In all seriousness this is a huge deal for me. I never thought I’d be able to say that I’ve reached the end of therapy, after 9 full years in services, and feel excited about it. If you read my post about attachments, you’ll hopefully understand a little more about how strong my attachments were with mental health professionals (in particular) who were working closely with me. To finally completely let go of those safe attachments, and that safety harness, is the scariest thing to think of, and admit to. For some strange reason, up until recently, I found it so difficult to just tell it how it is. It just wouldn’t happen for me, until I’d started to develop personally, in my recovery. I was talking to my CPN in my 1-2-1 about 3-4 months ago. I said something (but have no idea what it was) and I realised at that moment that there was a change in me. Literally, out of nowhere, came reels and reels of complete honesty about my life. I admitted to things I’d never even be able to admit to myself, and from that point I felt completely amazing. It is so hard to describe what happened that day, in that 50 minutes, because it’s something that’s never happened to me before. Nothing has ever made me feel as good as I did, and have, from that day. Simply because I stopped pushing the true thoughts/feelings away, and I said them out loud which acknowledged them for the first time, comfirming they were in fact very real. I explained my attachment issues with professionals and admitted that I was terrified of being discharged; instead of persistently repeating “I’m not worried about being discharged at all” (whilst secretly shitting my pants). I admitted that, for some reason, I found it hard to give the professionals all the information they needed, in order to be able to support me better. Instead, I would drip-feed them information, try and hold it all together, until a ‘crisis’ would occur which would usually end up in a hospital admission. I was aware at the time that I drip-fed, and I couldn’t help it. It was my way of keeping myself safe I suppose, and I think now that it’s something we all do to a degree. Not a lot of people go around being 100% honest every second of every day about how they were feeling, we have to build up trust with people and learn when it’s ‘safe’ and appropriate to express our thoughts/feelings. It just takes different amounts of time for others to start trusting people, and I guess the more you’ve been let down by people in the past, the longer it’s going to take you to build up that trust with somebody in the future. It’s a really ‘simple’ psychological defence mechanism that keeps us safe from other people.
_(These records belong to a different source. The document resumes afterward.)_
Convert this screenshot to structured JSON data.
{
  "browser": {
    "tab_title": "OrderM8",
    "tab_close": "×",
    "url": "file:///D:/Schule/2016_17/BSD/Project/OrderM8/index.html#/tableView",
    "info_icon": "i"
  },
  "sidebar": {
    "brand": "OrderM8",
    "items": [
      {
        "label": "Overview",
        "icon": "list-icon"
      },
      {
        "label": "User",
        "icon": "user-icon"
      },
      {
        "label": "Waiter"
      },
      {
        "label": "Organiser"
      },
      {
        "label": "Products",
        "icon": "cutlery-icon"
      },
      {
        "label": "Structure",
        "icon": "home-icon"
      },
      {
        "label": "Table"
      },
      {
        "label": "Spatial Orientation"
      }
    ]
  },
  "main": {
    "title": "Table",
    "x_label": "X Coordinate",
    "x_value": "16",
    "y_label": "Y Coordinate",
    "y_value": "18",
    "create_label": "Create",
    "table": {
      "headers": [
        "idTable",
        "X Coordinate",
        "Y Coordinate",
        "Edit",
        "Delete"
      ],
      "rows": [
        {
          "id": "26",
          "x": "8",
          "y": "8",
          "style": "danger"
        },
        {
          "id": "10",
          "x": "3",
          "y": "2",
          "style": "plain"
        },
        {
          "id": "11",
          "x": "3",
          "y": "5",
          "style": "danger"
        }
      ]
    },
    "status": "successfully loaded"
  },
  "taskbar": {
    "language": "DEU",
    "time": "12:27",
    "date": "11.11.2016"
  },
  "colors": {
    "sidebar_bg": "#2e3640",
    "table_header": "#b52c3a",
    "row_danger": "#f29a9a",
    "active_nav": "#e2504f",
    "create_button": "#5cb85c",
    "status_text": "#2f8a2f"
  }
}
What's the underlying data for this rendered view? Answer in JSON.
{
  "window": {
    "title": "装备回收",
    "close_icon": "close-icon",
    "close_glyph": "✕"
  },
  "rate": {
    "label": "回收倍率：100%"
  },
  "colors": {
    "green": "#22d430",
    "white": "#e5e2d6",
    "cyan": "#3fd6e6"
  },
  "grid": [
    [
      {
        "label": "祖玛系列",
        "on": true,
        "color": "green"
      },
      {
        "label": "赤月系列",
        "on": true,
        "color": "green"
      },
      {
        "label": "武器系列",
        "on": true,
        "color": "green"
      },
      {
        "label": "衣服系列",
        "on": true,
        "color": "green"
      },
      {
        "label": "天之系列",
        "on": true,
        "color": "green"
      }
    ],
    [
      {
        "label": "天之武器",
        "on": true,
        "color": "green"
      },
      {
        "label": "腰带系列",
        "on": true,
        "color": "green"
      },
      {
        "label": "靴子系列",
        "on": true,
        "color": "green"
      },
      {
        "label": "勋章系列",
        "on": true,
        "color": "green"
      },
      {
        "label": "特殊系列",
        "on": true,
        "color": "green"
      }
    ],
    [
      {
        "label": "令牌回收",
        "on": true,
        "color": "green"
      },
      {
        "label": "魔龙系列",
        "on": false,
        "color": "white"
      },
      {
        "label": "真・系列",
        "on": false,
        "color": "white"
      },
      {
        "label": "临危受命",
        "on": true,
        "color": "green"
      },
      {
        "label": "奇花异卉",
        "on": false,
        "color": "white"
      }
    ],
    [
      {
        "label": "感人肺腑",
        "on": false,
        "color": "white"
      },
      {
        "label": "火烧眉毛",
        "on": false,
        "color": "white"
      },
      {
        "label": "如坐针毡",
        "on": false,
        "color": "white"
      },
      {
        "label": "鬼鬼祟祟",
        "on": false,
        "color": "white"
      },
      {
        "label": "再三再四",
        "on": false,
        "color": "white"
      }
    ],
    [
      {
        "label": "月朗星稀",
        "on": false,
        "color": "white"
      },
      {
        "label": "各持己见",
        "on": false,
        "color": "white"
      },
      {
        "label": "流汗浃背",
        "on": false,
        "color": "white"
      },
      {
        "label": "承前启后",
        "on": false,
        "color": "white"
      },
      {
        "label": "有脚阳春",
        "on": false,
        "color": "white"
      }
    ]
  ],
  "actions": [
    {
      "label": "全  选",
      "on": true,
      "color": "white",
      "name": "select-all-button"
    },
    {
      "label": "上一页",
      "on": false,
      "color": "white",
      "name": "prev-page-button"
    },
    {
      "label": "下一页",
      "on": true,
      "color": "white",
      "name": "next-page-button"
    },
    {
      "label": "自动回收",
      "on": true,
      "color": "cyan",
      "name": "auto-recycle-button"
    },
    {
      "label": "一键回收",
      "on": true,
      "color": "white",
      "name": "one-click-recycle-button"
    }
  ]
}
While it may take somebody a long time to trust if they’ve been hurt previously, it can sometimes be the opposite too. For me, I’d sit there wanting to honestly answer their questions, (are you having urges to self-harm? Are you safe? Are you feeling suicidal?) and the real answer would come into my head, but they heard the complete opposite to whatever that was. The answers to those questions at that time, by the way, would have been no, yes & no; but the real truth at that time would have been yes, no, yes. Is that confusing to you? I’m chuckling now at the thought of you going to and from the questions to match the answers. To sum up where I’m at now, if I was having urges to self-harm, wasn’t safe and felt suicidal, and I was asked those questions, I wouldn’t lie. I’d be able to express my true feelings in a way where other people could understand them better. Rather than, saying I was fine and then an hour later taking an overdose or hurting myself in some way. It really sounds so simple to me now, but you know what, when you’re in that ‘place’ you feel completely and utterly paralysed by your emotions.